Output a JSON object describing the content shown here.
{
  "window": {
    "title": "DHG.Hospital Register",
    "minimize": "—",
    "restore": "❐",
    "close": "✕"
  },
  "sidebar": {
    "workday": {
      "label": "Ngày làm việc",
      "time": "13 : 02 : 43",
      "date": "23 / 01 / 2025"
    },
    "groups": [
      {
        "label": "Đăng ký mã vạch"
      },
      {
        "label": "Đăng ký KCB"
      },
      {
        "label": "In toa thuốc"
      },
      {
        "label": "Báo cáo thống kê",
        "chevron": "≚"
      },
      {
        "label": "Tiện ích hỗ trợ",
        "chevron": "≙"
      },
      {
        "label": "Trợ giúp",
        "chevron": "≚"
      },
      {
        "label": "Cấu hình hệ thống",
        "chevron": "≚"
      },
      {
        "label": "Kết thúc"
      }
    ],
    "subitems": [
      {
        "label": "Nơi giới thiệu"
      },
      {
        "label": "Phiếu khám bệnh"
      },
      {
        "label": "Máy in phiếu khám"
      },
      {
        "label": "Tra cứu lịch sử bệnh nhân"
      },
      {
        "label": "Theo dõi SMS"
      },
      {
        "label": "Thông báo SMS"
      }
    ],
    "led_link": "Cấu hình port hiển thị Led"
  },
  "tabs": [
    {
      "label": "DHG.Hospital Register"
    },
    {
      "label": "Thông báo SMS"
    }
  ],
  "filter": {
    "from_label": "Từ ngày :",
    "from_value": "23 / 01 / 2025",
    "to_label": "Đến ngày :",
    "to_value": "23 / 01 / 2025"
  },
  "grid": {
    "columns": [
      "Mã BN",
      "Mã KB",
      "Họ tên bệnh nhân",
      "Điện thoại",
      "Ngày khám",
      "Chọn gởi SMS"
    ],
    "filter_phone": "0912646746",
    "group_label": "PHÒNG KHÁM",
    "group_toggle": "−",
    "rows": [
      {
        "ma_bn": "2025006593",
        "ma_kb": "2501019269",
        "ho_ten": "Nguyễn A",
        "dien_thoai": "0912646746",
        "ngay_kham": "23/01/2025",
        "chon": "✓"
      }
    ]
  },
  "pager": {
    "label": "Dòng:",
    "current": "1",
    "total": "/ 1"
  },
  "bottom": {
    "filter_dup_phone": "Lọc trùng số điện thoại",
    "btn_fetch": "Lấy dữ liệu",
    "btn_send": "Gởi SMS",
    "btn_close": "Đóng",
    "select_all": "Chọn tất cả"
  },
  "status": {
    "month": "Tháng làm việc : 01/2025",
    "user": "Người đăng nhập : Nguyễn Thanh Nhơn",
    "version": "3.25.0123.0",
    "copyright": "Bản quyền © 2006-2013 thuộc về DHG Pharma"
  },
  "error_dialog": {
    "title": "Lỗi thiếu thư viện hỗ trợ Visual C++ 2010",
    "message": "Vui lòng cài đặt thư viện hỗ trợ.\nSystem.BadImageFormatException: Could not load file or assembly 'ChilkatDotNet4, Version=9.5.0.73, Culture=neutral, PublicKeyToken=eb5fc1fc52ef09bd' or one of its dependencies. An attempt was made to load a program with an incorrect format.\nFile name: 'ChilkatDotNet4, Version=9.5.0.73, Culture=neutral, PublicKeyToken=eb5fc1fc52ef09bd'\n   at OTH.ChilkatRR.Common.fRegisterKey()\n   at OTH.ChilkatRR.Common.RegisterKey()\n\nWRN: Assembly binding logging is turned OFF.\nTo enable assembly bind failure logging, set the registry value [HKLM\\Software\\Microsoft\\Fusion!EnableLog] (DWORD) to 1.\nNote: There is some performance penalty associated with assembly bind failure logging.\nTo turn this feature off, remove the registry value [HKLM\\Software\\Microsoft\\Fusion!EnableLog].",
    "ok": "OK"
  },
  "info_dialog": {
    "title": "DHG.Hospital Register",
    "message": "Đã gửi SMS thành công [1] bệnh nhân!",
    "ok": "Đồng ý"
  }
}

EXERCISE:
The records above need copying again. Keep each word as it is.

EXPECTED ANSWER:
Output a JSON object describing the content shown here.
{
  "window": {
    "title": "DHG.Hospital Register",
    "minimize": "—",
    "restore": "❐",
    "close": "✕"
  },
  "sidebar": {
    "workday": {
      "label": "Ngày làm việc",
      "time": "13 : 02 : 43",
      "date": "23 / 01 / 2025"
    },
    "groups": [
      {
        "label": "Đăng ký mã vạch"
      },
      {
        "label": "Đăng ký KCB"
      },
      {
        "label": "In toa thuốc"
      },
      {
        "label": "Báo cáo thống kê",
        "chevron": "≚"
      },
      {
        "label": "Tiện ích hỗ trợ",
        "chevron": "≙"
      },
      {
        "label": "Trợ giúp",
        "chevron": "≚"
      },
      {
        "label": "Cấu hình hệ thống",
        "chevron": "≚"
      },
      {
        "label": "Kết thúc"
      }
    ],
    "subitems": [
      {
        "label": "Nơi giới thiệu"
      },
      {
        "label": "Phiếu khám bệnh"
      },
      {
        "label": "Máy in phiếu khám"
      },
      {
        "label": "Tra cứu lịch sử bệnh nhân"
      },
      {
        "label": "Theo dõi SMS"
      },
      {
        "label": "Thông báo SMS"
      }
    ],
    "led_link": "Cấu hình port hiển thị Led"
  },
  "tabs": [
    {
      "label": "DHG.Hospital Register"
    },
    {
      "label": "Thông báo SMS"
    }
  ],
  "filter": {
    "from_label": "Từ ngày :",
    "from_value": "23 / 01 / 2025",
    "to_label": "Đến ngày :",
    "to_value": "23 / 01 / 2025"
  },
  "grid": {
    "columns": [
      "Mã BN",
      "Mã KB",
      "Họ tên bệnh nhân",
      "Điện thoại",
      "Ngày khám",
      "Chọn gởi SMS"
    ],
    "filter_phone": "0912646746",
    "group_label": "PHÒNG KHÁM",
    "group_toggle": "−",
    "rows": [
      {
        "ma_bn": "2025006593",
        "ma_kb": "2501019269",
        "ho_ten": "Nguyễn A",
        "dien_thoai": "0912646746",
        "ngay_kham": "23/01/2025",
        "chon": "✓"
      }
    ]
  },
  "pager": {
    "label": "Dòng:",
    "current": "1",
    "total": "/ 1"
  },
  "bottom": {
    "filter_dup_phone": "Lọc trùng số điện thoại",
    "btn_fetch": "Lấy dữ liệu",
    "btn_send": "Gởi SMS",
    "btn_close": "Đóng",
    "select_all": "Chọn tất cả"
  },
  "status": {
    "month": "Tháng làm việc : 01/2025",
    "user": "Người đăng nhập : Nguyễn Thanh Nhơn",
    "version": "3.25.0123.0",
    "copyright": "Bản quyền © 2006-2013 thuộc về DHG Pharma"
  },
  "error_dialog": {
    "title": "Lỗi thiếu thư viện hỗ trợ Visual C++ 2010",
    "message": "Vui lòng cài đặt thư viện hỗ trợ.\nSystem.BadImageFormatException: Could not load file or assembly 'ChilkatDotNet4, Version=9.5.0.73, Culture=neutral, PublicKeyToken=eb5fc1fc52ef09bd' or one of its dependencies. An attempt was made to load a program with an incorrect format.\nFile name: 'ChilkatDotNet4, Version=9.5.0.73, Culture=neutral, PublicKeyToken=eb5fc1fc52ef09bd'\n   at OTH.ChilkatRR.Common.fRegisterKey()\n   at OTH.ChilkatRR.Common.RegisterKey()\n\nWRN: Assembly binding logging is turned OFF.\nTo enable assembly bind failure logging, set the registry value [HKLM\\Software\\Microsoft\\Fusion!EnableLog] (DWORD) to 1.\nNote: There is some performance penalty associated with assembly bind failure logging.\nTo turn this feature off, remove the registry value [HKLM\\Software\\Microsoft\\Fusion!EnableLog].",
    "ok": "OK"
  },
  "info_dialog": {
    "title": "DHG.Hospital Register",
    "message": "Đã gửi SMS thành công [1] bệnh nhân!",
    "ok": "Đồng ý"
  }
}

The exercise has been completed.